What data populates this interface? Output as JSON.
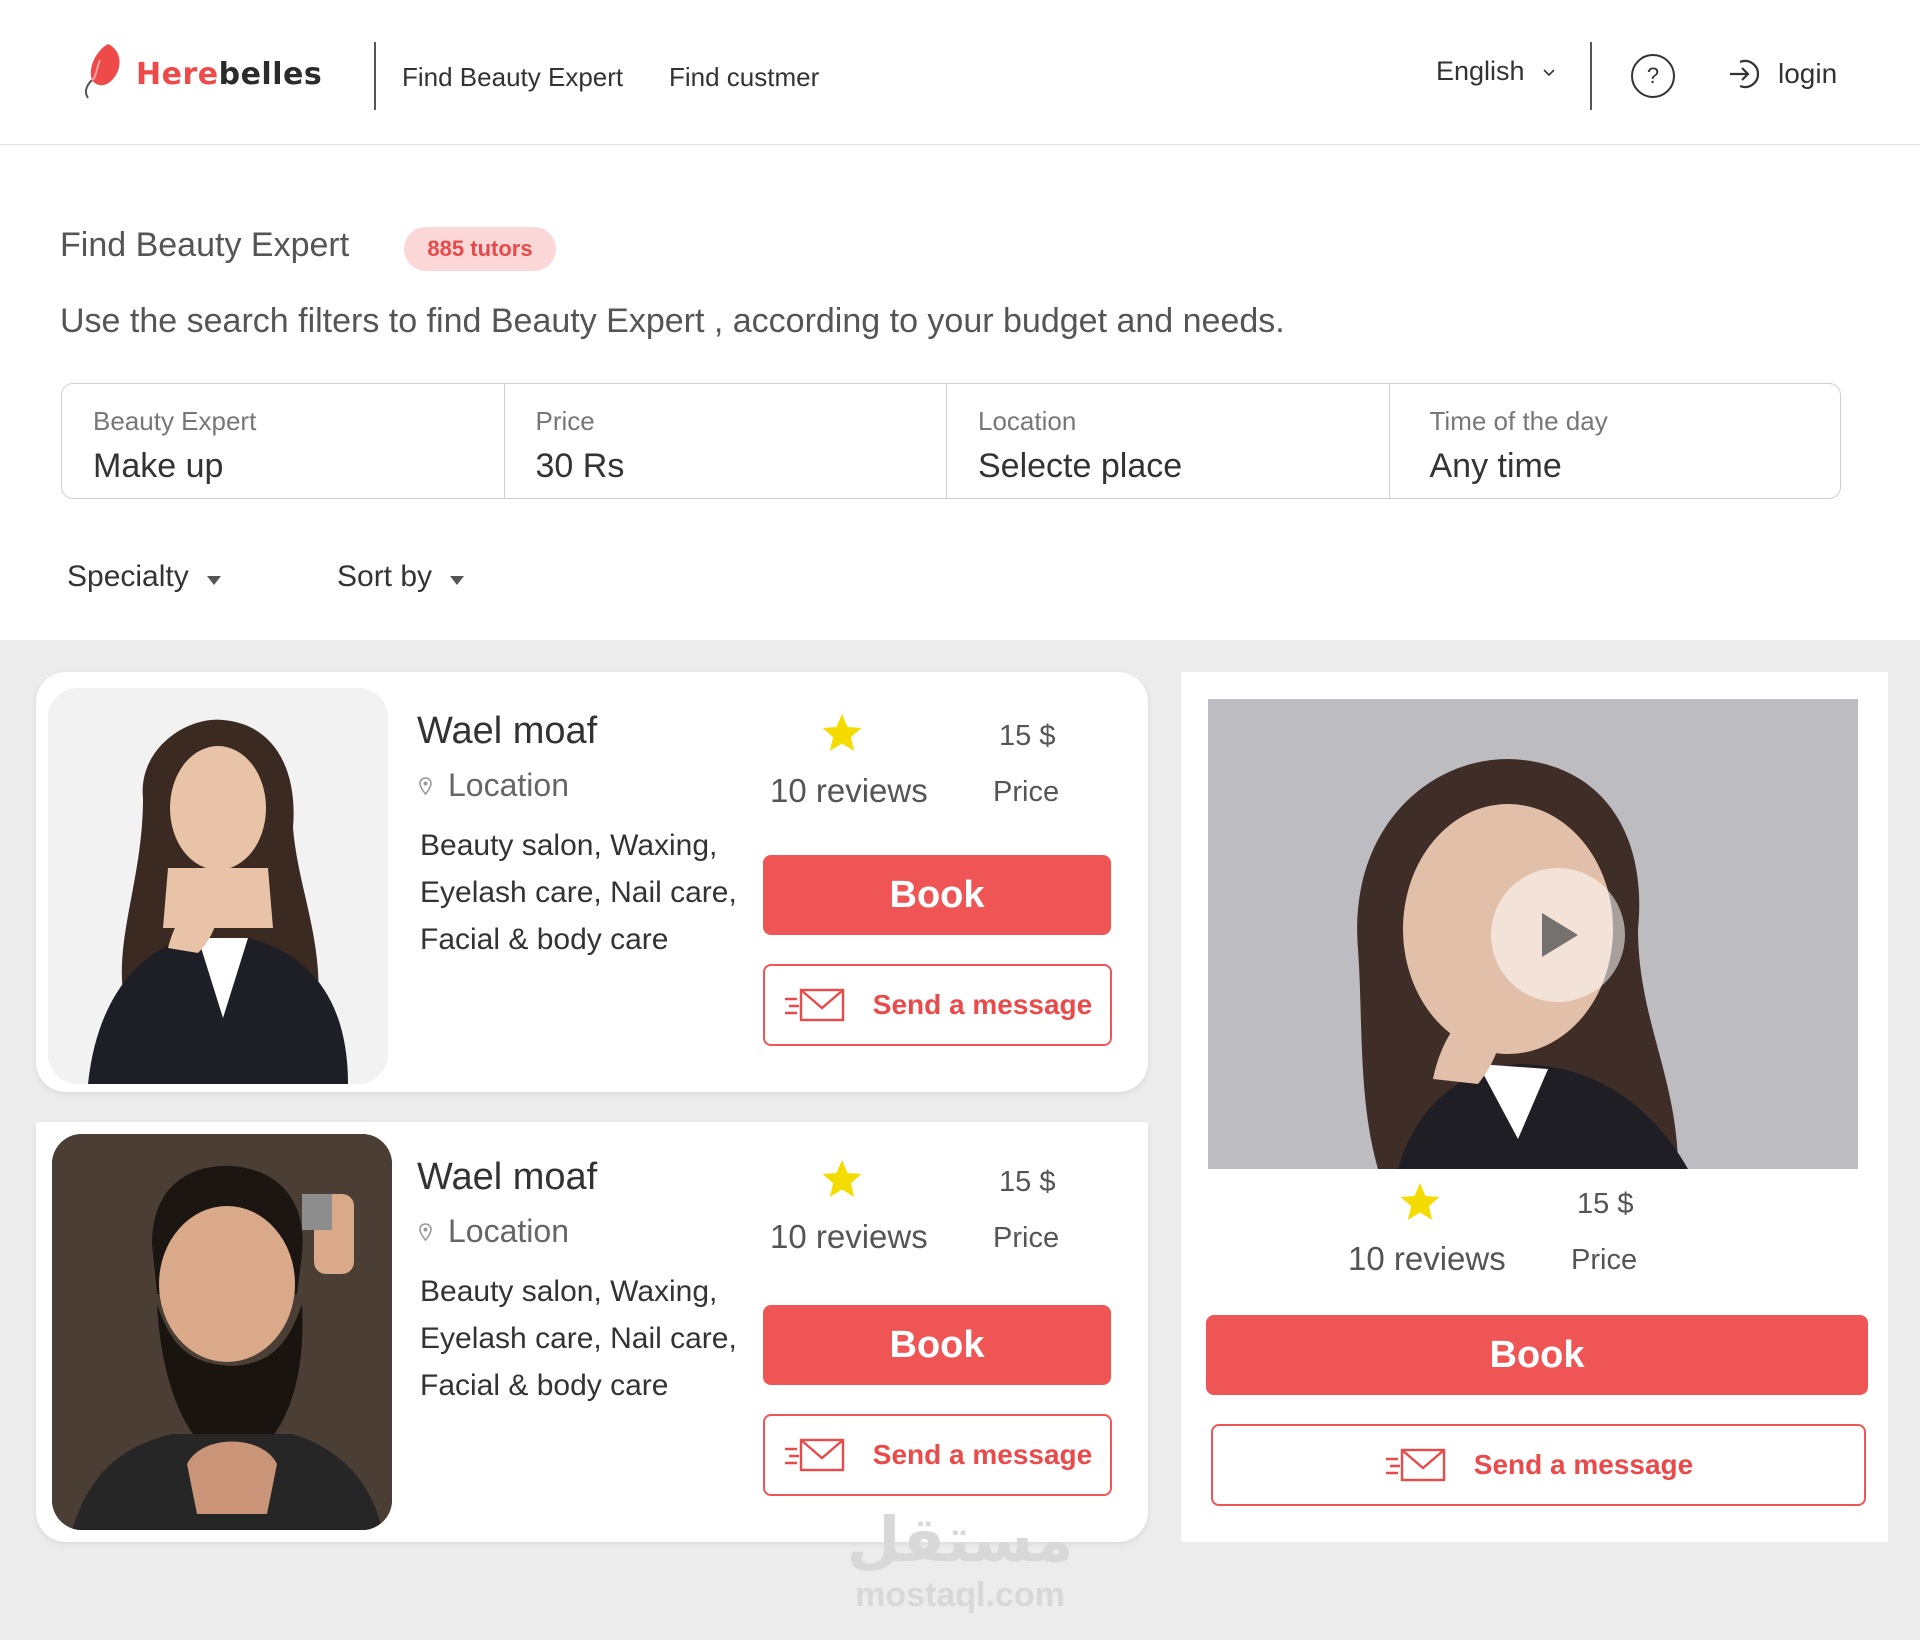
{
  "brand": {
    "part1": "Here",
    "part2": "belles"
  },
  "nav": {
    "find_expert": "Find Beauty Expert",
    "find_customer": "Find custmer"
  },
  "header": {
    "language": "English",
    "help": "?",
    "login": "login"
  },
  "page": {
    "title": "Find Beauty Expert",
    "badge": "885 tutors",
    "subtitle": "Use the search filters to find Beauty Expert , according to your budget and needs."
  },
  "filters": [
    {
      "label": "Beauty Expert",
      "value": "Make up"
    },
    {
      "label": "Price",
      "value": "30 Rs"
    },
    {
      "label": "Location",
      "value": "Selecte place"
    },
    {
      "label": "Time of the day",
      "value": "Any time"
    }
  ],
  "dropdowns": {
    "specialty": "Specialty",
    "sort": "Sort by"
  },
  "experts": [
    {
      "name": "Wael moaf",
      "location": "Location",
      "specialties": "Beauty salon, Waxing, Eyelash care, Nail care, Facial & body care",
      "reviews": "10 reviews",
      "price": "15 $",
      "price_label": "Price",
      "book": "Book",
      "message": "Send a message"
    },
    {
      "name": "Wael moaf",
      "location": "Location",
      "specialties": "Beauty salon, Waxing, Eyelash care, Nail care, Facial & body care",
      "reviews": "10 reviews",
      "price": "15 $",
      "price_label": "Price",
      "book": "Book",
      "message": "Send a message"
    }
  ],
  "featured": {
    "reviews": "10 reviews",
    "price": "15 $",
    "price_label": "Price",
    "book": "Book",
    "message": "Send a message"
  },
  "watermark": {
    "arabic": "مستقل",
    "latin": "mostaql.com"
  },
  "colors": {
    "accent": "#f05555",
    "badge_bg": "#fbd7d7",
    "star": "#f5dc00",
    "panel_bg": "#ececec"
  }
}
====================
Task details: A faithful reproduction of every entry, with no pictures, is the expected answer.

Response below:
What data populates this interface? Output as JSON.
{
  "brand": {
    "part1": "Here",
    "part2": "belles"
  },
  "nav": {
    "find_expert": "Find Beauty Expert",
    "find_customer": "Find custmer"
  },
  "header": {
    "language": "English",
    "help": "?",
    "login": "login"
  },
  "page": {
    "title": "Find Beauty Expert",
    "badge": "885 tutors",
    "subtitle": "Use the search filters to find Beauty Expert , according to your budget and needs."
  },
  "filters": [
    {
      "label": "Beauty Expert",
      "value": "Make up"
    },
    {
      "label": "Price",
      "value": "30 Rs"
    },
    {
      "label": "Location",
      "value": "Selecte place"
    },
    {
      "label": "Time of the day",
      "value": "Any time"
    }
  ],
  "dropdowns": {
    "specialty": "Specialty",
    "sort": "Sort by"
  },
  "experts": [
    {
      "name": "Wael moaf",
      "location": "Location",
      "specialties": "Beauty salon, Waxing, Eyelash care, Nail care, Facial & body care",
      "reviews": "10 reviews",
      "price": "15 $",
      "price_label": "Price",
      "book": "Book",
      "message": "Send a message"
    },
    {
      "name": "Wael moaf",
      "location": "Location",
      "specialties": "Beauty salon, Waxing, Eyelash care, Nail care, Facial & body care",
      "reviews": "10 reviews",
      "price": "15 $",
      "price_label": "Price",
      "book": "Book",
      "message": "Send a message"
    }
  ],
  "featured": {
    "reviews": "10 reviews",
    "price": "15 $",
    "price_label": "Price",
    "book": "Book",
    "message": "Send a message"
  },
  "watermark": {
    "arabic": "مستقل",
    "latin": "mostaql.com"
  },
  "colors": {
    "accent": "#f05555",
    "badge_bg": "#fbd7d7",
    "star": "#f5dc00",
    "panel_bg": "#ececec"
  }
}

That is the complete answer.